29 March 2019
Mueller’s verdict did not clear Trump of obstruction nor did it find him guilty, according to a summary of the report Barr sent to Congress. Mueller (picture) laid out evidence on both sides, noted the “difficult issues” involved and declined to render a judgment, instead leaving the decision to DOJ.
Mueller found that Russians did mount a campaign to influence the 2016 election. They maneuvered the release of damaging emails in an effort to help Trump win. The special counsel indicted 34 people and won seven convictions or guilty pleas, including from Trump’s former campaign chairman, his deputy campaign manager, his White House National Security Adviser and his long-time personal lawyer. After Mueller’s verdict, Trump presidency remains scandal-scarred.
After months of cooperation, Trump decided to aggressively criticize Mueller last year. He tweeted 181 times that the probe was a “witch hunt.” After all, he wanted to fight back and defend himself. TIME reported.
Referring to Mueller’s verdict, Trump said, “This was an attempted takeover of our government, of our country, an illegal takeover. If it were the other way around, where I was doing it to President Obama or a Democrat, it would be virtually the maximum sentence that you can find.”
“If the Republican Party had done this to the Democrats, if we had done this to President Obama, you’d have 100 people in jail right now and it would be treason. It would be considered treason and they’d be in jail for the rest of their lives.”
Trump turned the findings of the special counsel’s Russia investigation into a political weapon at Michigan rally that was part victory lap, part 2020 campaign push.
Democrats are hoping to redouble the focus on Trump’s corruption. As a top-tier Democratic presidential candidate, Sen. Elizabeth Warren (D-Mass.) introduced in the Senate the Presidential Conflicts of Interest Act, which requires the president, vice president and their close family members to divest all financial interests that create conflicts of interest and place them in a blind trust. The bill also would require the president and major-party presidential nominees to release three years of tax returns. She claimed that President Trump has “spent two-plus years patronizing to try and curry favour with this administration — all while lining the President’s pockets.”
There is no legal requirement that a presidential candidate release his tax returns. Major candidates have done so for decades because they recognize an obligation to the public. But Trump did not. Washington Post reported.

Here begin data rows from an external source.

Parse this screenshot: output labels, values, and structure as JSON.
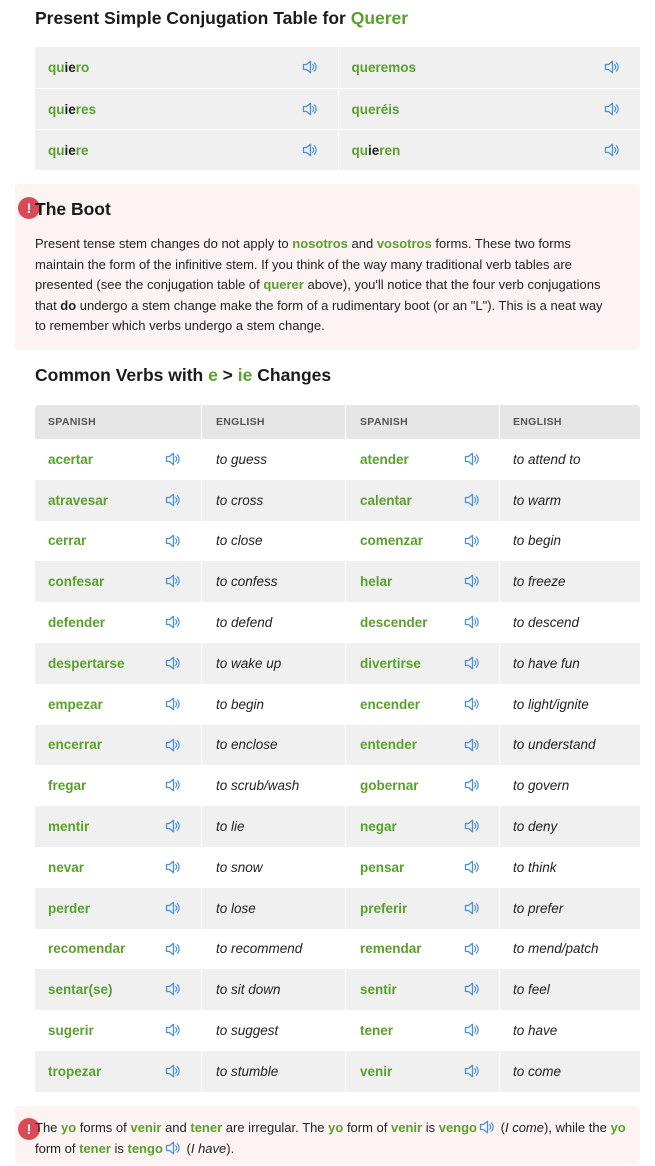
{
  "section1": {
    "title_prefix": "Present Simple Conjugation Table for",
    "title_verb": "Querer",
    "rows": [
      {
        "l_stem": "qu",
        "l_mid": "ie",
        "l_end": "ro",
        "r_stem": "",
        "r_mid": "",
        "r_end": "queremos"
      },
      {
        "l_stem": "qu",
        "l_mid": "ie",
        "l_end": "res",
        "r_stem": "",
        "r_mid": "",
        "r_end": "queréis"
      },
      {
        "l_stem": "qu",
        "l_mid": "ie",
        "l_end": "re",
        "r_stem": "qu",
        "r_mid": "ie",
        "r_end": "ren"
      }
    ]
  },
  "boot": {
    "title": "The Boot",
    "t1": "Present tense stem changes do not apply to ",
    "w1": "nosotros",
    "t2": " and ",
    "w2": "vosotros",
    "t3": " forms. These two forms maintain the form of the infinitive stem. If you think of the way many traditional verb tables are presented (see the conjugation table of ",
    "w3": "querer",
    "t4": " above), you'll notice that the four verb conjugations that ",
    "w4": "do",
    "t5": " undergo a stem change make the form of a rudimentary boot (or an \"L\"). This is a neat way to remember which verbs undergo a stem change."
  },
  "section2": {
    "title_a": "Common Verbs with ",
    "title_e": "e",
    "title_gt": " > ",
    "title_ie": "ie",
    "title_b": " Changes",
    "headers": [
      "SPANISH",
      "ENGLISH",
      "SPANISH",
      "ENGLISH"
    ],
    "rows": [
      [
        "acertar",
        "to guess",
        "atender",
        "to attend to"
      ],
      [
        "atravesar",
        "to cross",
        "calentar",
        "to warm"
      ],
      [
        "cerrar",
        "to close",
        "comenzar",
        "to begin"
      ],
      [
        "confesar",
        "to confess",
        "helar",
        "to freeze"
      ],
      [
        "defender",
        "to defend",
        "descender",
        "to descend"
      ],
      [
        "despertarse",
        "to wake up",
        "divertirse",
        "to have fun"
      ],
      [
        "empezar",
        "to begin",
        "encender",
        "to light/ignite"
      ],
      [
        "encerrar",
        "to enclose",
        "entender",
        "to understand"
      ],
      [
        "fregar",
        "to scrub/wash",
        "gobernar",
        "to govern"
      ],
      [
        "mentir",
        "to lie",
        "negar",
        "to deny"
      ],
      [
        "nevar",
        "to snow",
        "pensar",
        "to think"
      ],
      [
        "perder",
        "to lose",
        "preferir",
        "to prefer"
      ],
      [
        "recomendar",
        "to recommend",
        "remendar",
        "to mend/patch"
      ],
      [
        "sentar(se)",
        "to sit down",
        "sentir",
        "to feel"
      ],
      [
        "sugerir",
        "to suggest",
        "tener",
        "to have"
      ],
      [
        "tropezar",
        "to stumble",
        "venir",
        "to come"
      ]
    ]
  },
  "note2": {
    "t1": "The ",
    "w1": "yo",
    "t2": " forms of ",
    "w2": "venir",
    "t3": " and ",
    "w3": "tener",
    "t4": " are irregular. The ",
    "w4": "yo",
    "t5": " form of ",
    "w5": "venir",
    "t6": " is ",
    "w6": "vengo",
    "t7": " (",
    "i1": "I come",
    "t8": "), while the ",
    "w7": "yo",
    "t9": " form of ",
    "w8": "tener",
    "t10": " is ",
    "w9": "tengo",
    "t11": " (",
    "i2": "I have",
    "t12": ")."
  },
  "colors": {
    "accent": "#5aa02c",
    "speaker": "#4a90d9",
    "alert": "#d94a57",
    "note_bg": "#fdf3f3"
  }
}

If Warren’s bill is enacted before Trump’s term ends, it would force him to completely disclose his business investments and put potential conflicting interests in a blind trust. Violating the act would be an impeachable offense.
Senate Majority Leader Mitch McConnell has openly mocked the bill and vowed not to bring it to the Senate floor.

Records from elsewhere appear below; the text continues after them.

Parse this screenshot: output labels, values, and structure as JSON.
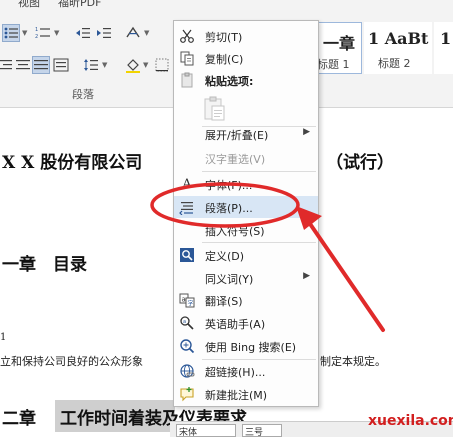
{
  "ribbon": {
    "tabs": [
      "视图",
      "福昕PDF"
    ],
    "group_label": "段落",
    "styles": [
      {
        "preview": "一章",
        "name": "标题 1"
      },
      {
        "preview": "1 AaBt",
        "name": "标题 2"
      },
      {
        "preview": "1",
        "name": ""
      }
    ]
  },
  "document": {
    "title_left": "X X 股份有限公司",
    "title_right": "（试行）",
    "chapter1": "一章　目录",
    "marker": "1",
    "body_left": "立和保持公司良好的公众形象",
    "body_right": "制定本规定。",
    "chapter2_prefix": "二章",
    "chapter2_title": "工作时间着装及仪表要求",
    "bottom_field1": "宋体",
    "bottom_field2": "三号"
  },
  "menu": {
    "items": [
      {
        "label": "剪切(T)",
        "icon": "cut-icon"
      },
      {
        "label": "复制(C)",
        "icon": "copy-icon"
      },
      {
        "label": "粘贴选项:",
        "icon": "paste-icon"
      },
      {
        "label": "展开/折叠(E)",
        "icon": ""
      },
      {
        "label": "汉字重选(V)",
        "icon": ""
      },
      {
        "label": "字体(F)...",
        "icon": "font-icon"
      },
      {
        "label": "段落(P)...",
        "icon": "paragraph-icon"
      },
      {
        "label": "插入符号(S)",
        "icon": ""
      },
      {
        "label": "定义(D)",
        "icon": "define-icon"
      },
      {
        "label": "同义词(Y)",
        "icon": ""
      },
      {
        "label": "翻译(S)",
        "icon": "translate-icon"
      },
      {
        "label": "英语助手(A)",
        "icon": "english-assistant-icon"
      },
      {
        "label": "使用 Bing 搜索(E)",
        "icon": "bing-search-icon"
      },
      {
        "label": "超链接(H)...",
        "icon": "hyperlink-icon"
      },
      {
        "label": "新建批注(M)",
        "icon": "new-comment-icon"
      }
    ]
  },
  "watermark": "xuexila.com",
  "colors": {
    "annotation": "#e02a2a",
    "menu_highlight": "#d8e6f5",
    "ribbon_bg": "#f3f3f3"
  }
}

The People Act introduced in January, by House Democrats is also known as HR 1. Republicans who control the Senate, President Trump, and the GOP vehemently oppose the basic approach of HR 1. The bill aims to reform the campaign financing. This bill addresses voter access, election integrity, election security, political spending, and ethics for the three branches of government.
Specifically, the bill expands voter registration and voting access, makes Election Day a federal holiday, and limits removing voters from voter rolls.

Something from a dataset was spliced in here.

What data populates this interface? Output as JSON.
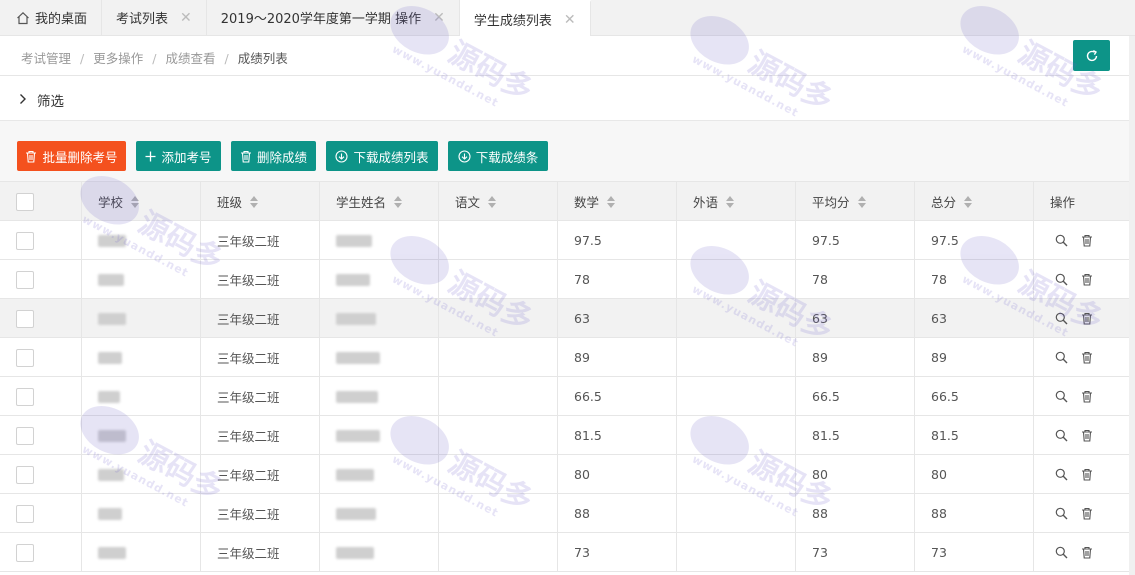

Maryland Rep. John Sarbanes, a long-time advocate of campaign finance reform who has disavowed corporate PAC money for years. John Sarbanes is working with Sen. Elizabeth Warren, Washington Rep. Pramila Jayapal and Tom Udall (D-NM) are working to reform the campaign financing.
Party campaigns should be conducted by voluntary party supporters. No one should be paid to do campaign work. This should save considerable expenditure on campaign financing.
Super PAC is evil. An elected member who had generous super PAC is beholden to the donor for life and cannot exercise his conscience in any conflicting issues.
The government finances for campaign expenses, as proposed by Sarbanes, is not a good idea as it will lead to a lot of corruption in funds management. However, the government may finance the cost of printed material disseminating information on issues surrounding the election. Now internet provides the most cost-effective way of publicizing party policies. Campaign expenditure should be kept as low as possible to ensure a fair election.
Democrats know they don’t actually have chance of passing HR 1 through the Senate, or getting it past the president’s desk. But they recognize they need to get serious about the issue, even if Republicans won’t.